On Saturday， February 12 two thousand， two things happened that changed everything in my life. The first was that on this day my baby sister was married. She was twenty-six this day， and yet to me she was still my baby sister. I suppose that I pictured her as a little girl， and treated her like one in order to hold onto and 1）preserve my own youth. Until I saw her in her wedding dress I still had a vision of her with 2）chubby little cheeks and long， dark-brown 3）pigtails blowing in the wind， perhaps even a 4）permanent 5）smudge of chocolate around her pink lips. I guess it's true that you see only what you want to see. Where did this beautiful woman with the glowing 6）complexion and gentle curves come from？
I was happy that day， and also sad. Gone were the days of me bossing her around and telling her what she should do with her life. My bossy behavior had earned me the nickname Lucy. If you are a Peanuts fan then you can clearly imagine my behavior as an older sister. To me it wasn't an 7）insult； I rather like the nickname Lucy. I happen to think that Lucy is strong and has incredible self-confidence， although she is a little 8）overbearing at times. I did my best to 9）live up to the standards 10）set forth by this dynamic cartoon character.

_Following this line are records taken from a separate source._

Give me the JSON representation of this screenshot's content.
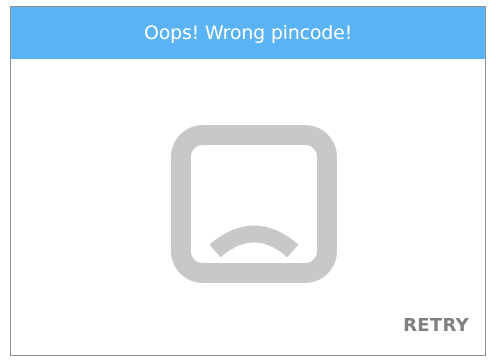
{
  "dialog": {
    "title": "Oops! Wrong pincode!",
    "icon": "sad-face-icon",
    "retry_label": "RETRY"
  },
  "colors": {
    "header": "#5ab3f5",
    "title_text": "#ffffff",
    "icon": "#c8c8c8",
    "retry_text": "#808080",
    "border": "#8e8e8e"
  }
}
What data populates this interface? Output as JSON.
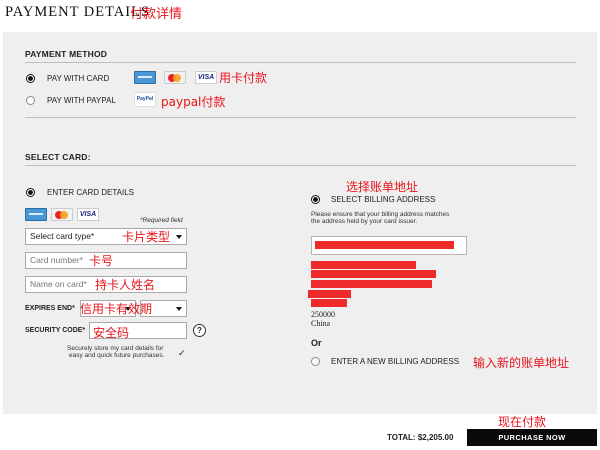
{
  "header": {
    "title": "PAYMENT DETAILS",
    "title_annotation": "付款详情"
  },
  "payment_method": {
    "heading": "PAYMENT METHOD",
    "options": [
      {
        "label": "PAY WITH CARD",
        "selected": true,
        "annotation": "用卡付款",
        "logos": [
          "amex-icon",
          "mastercard-icon",
          "visa-icon"
        ]
      },
      {
        "label": "PAY WITH PAYPAL",
        "selected": false,
        "annotation": "paypal付款",
        "logos": [
          "paypal-icon"
        ]
      }
    ]
  },
  "select_card": {
    "heading": "SELECT CARD:",
    "enter_card_label": "ENTER CARD DETAILS",
    "card_logos": {
      "amex": "AMEX",
      "visa": "VISA",
      "paypal": "PayPal"
    },
    "required_note": "*Required field",
    "card_type": {
      "value": "Select card type*",
      "annotation": "卡片类型"
    },
    "card_number": {
      "placeholder": "Card number*",
      "annotation": "卡号"
    },
    "name_on_card": {
      "placeholder": "Name on card*",
      "annotation": "持卡人姓名"
    },
    "expires": {
      "label": "EXPIRES END*",
      "annotation": "信用卡有效期"
    },
    "security": {
      "label": "SECURITY CODE*",
      "annotation": "安全码",
      "help": "?"
    },
    "store_note_line1": "Securely store my card details for",
    "store_note_line2": "easy and quick future purchases.",
    "store_checked": true,
    "check_mark": "✓"
  },
  "billing": {
    "annotation": "选择账单地址",
    "select_label": "SELECT BILLING ADDRESS",
    "notice_line1": "Please ensure that your billing address matches",
    "notice_line2": "the address held by your card issuer.",
    "postal_code": "250000",
    "country": "China",
    "or": "Or",
    "new_address_label": "ENTER A NEW BILLING ADDRESS",
    "new_address_annotation": "输入新的账单地址"
  },
  "footer": {
    "total_label": "TOTAL:",
    "total_value": "$2,205.00",
    "purchase_label": "PURCHASE NOW",
    "purchase_annotation": "现在付款"
  },
  "colors": {
    "annotation": "#e8141b",
    "redaction": "#ef2a2a",
    "panel": "#efefef",
    "button": "#0a0a0a"
  }
}
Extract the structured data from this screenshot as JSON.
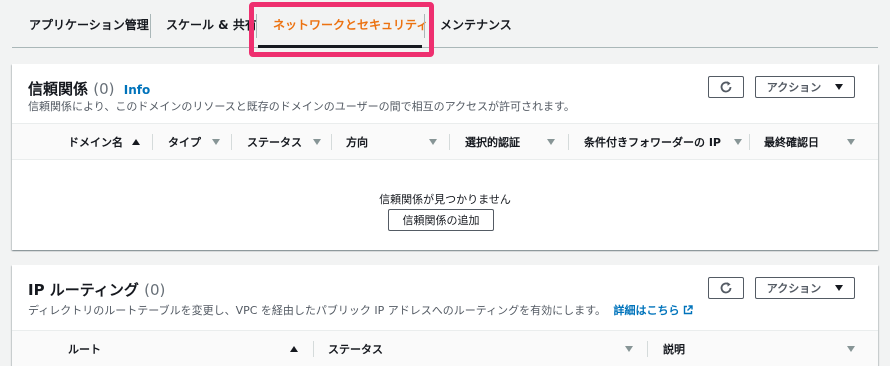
{
  "tabs": [
    {
      "label": "アプリケーション管理"
    },
    {
      "label": "スケール & 共有"
    },
    {
      "label": "ネットワークとセキュリティ"
    },
    {
      "label": "メンテナンス"
    }
  ],
  "active_tab": "ネットワークとセキュリティ",
  "trust": {
    "title": "信頼関係",
    "count": "(0)",
    "info": "Info",
    "description": "信頼関係により、このドメインのリソースと既存のドメインのユーザーの間で相互のアクセスが許可されます。",
    "action_label": "アクション",
    "columns": [
      "ドメイン名",
      "タイプ",
      "ステータス",
      "方向",
      "選択的認証",
      "条件付きフォワーダーの IP",
      "最終確認日"
    ],
    "empty_text": "信頼関係が見つかりません",
    "add_button": "信頼関係の追加"
  },
  "routing": {
    "title": "IP ルーティング",
    "count": "(0)",
    "description": "ディレクトリのルートテーブルを変更し、VPC を経由したパブリック IP アドレスへのルーティングを有効にします。",
    "details_link": "詳細はこちら",
    "action_label": "アクション",
    "columns": [
      "ルート",
      "ステータス",
      "説明"
    ]
  },
  "colors": {
    "accent": "#ec7211",
    "highlight": "#ee2f6f",
    "link": "#0073bb"
  }
}
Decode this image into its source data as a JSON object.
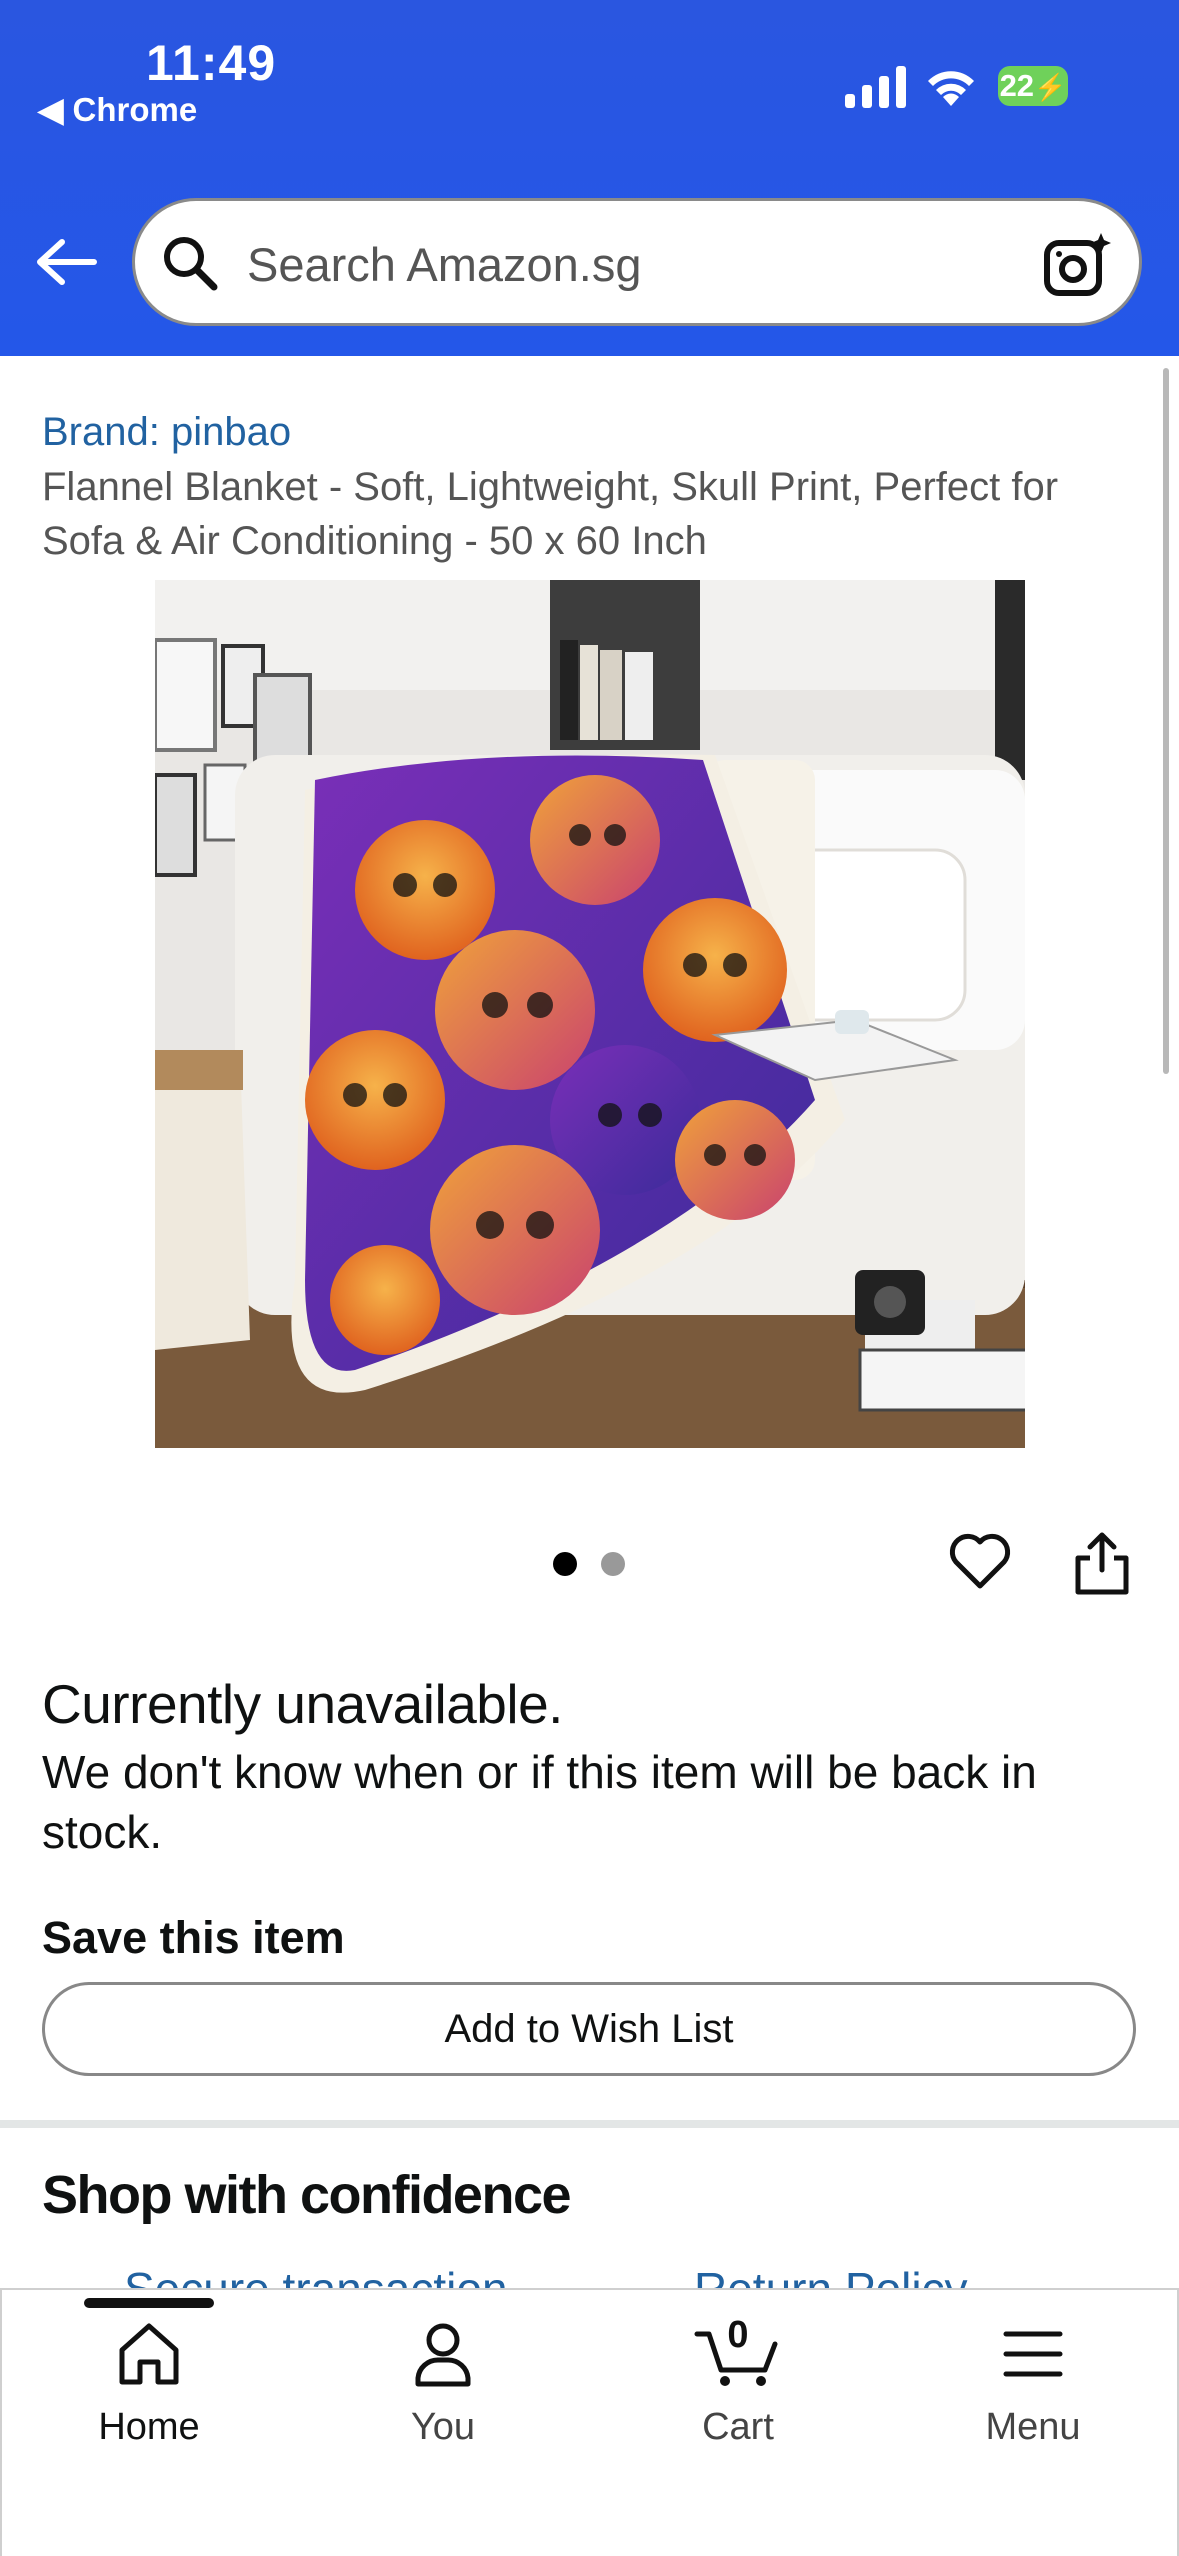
{
  "status_bar": {
    "time": "11:49",
    "back_app": "◀ Chrome",
    "battery": "22"
  },
  "search": {
    "placeholder": "Search Amazon.sg"
  },
  "product": {
    "brand": "Brand: pinbao",
    "title": "Flannel Blanket - Soft, Lightweight, Skull Print, Perfect for Sofa & Air Conditioning - 50 x 60 Inch",
    "image_count": 2,
    "image_index": 1
  },
  "availability": {
    "heading": "Currently unavailable.",
    "message": "We don't know when or if this item will be back in stock."
  },
  "save": {
    "label": "Save this item",
    "wishlist_button": "Add to Wish List"
  },
  "confidence": {
    "heading": "Shop with confidence",
    "items": [
      "Secure transaction",
      "Return Policy"
    ]
  },
  "bottom_nav": {
    "home": "Home",
    "you": "You",
    "cart": "Cart",
    "cart_count": "0",
    "menu": "Menu"
  },
  "colors": {
    "header": "#2457e9",
    "link": "#2162a1",
    "battery": "#6fd15a"
  }
}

I left the reception to get some air because suddenly I was overcome with grief at the realization that I was no longer a child. I went outside and walked to a nearby playground where there were children playing on the slide， the swings and digging in the dirt. There was a little girl 11）twirling around on a bar， one knee wrapped tightly around the bar and fashioned behind her knee. It was all I could do to sit there and just watch， for I too wanted to get on that bar with her and see if I could still hold the all-time twirling record （ninety-nine times in fifth grade）。 Somewhere inside I knew that I would break my neck， and I was wearing a 12）bridesmaid dress. Not exactly play ground material. And so I sat watching the children play. I'm not sure how long I sat there before my sister came and joined me. We talked about how we are grown up now and shed a few tears for our childhood days gone by. As she wiped a tear from my eye she lovingly said， "you'll always be Lucy to me." We hugged.
My cousin Mike walked over and told my sister that it was time to cut the cake. And then he dropped bomb number two on me. "Hey， did you guys hear that Charles Schultz died today？" He said it like it was no big deal. He took my sister's arm and turned to head back for the reception hall. "Coming？" They asked. "In a minute." I replied， and sat back down on the bench， 13）dizzy from what he had just told me.
Dead？ How could Charles Schultz be dead？ He was my creator！ And though I have never met the man personally， he has always been like an invisible father to me. He did， after all， fashion a famous character after me. I lost so many things on this day. Innocence slipped away from me like a thief in the night： come and gone before I could do anything about it， taking with it all the treasures that I held most valuable in my heart. I felt myself grow up， all in one moment. Reality rushed in around me like a hurricane tide. There was nowhere to run to. All I could do was sit there and watch it destroy and reshape what had existed only a moment before. I was no longer a child. I was no longer Lucy who knew what was best for everyone else. I saw， for the first time， what I really was-a thirty-year old woman with a husband of my own， and soon， a child of my own.
I allowed the tide to carry my sadness out with it. Take it out to sea， for it serves no purpose in my life. I stood up from the bench； a little taller than I was when I sat down. I turned and headed back to the hall， hoping I didn't miss the cutting of the cake. It was the day my sister grew wings of her own and left the nest. It was the day that Lucy died， and I was born.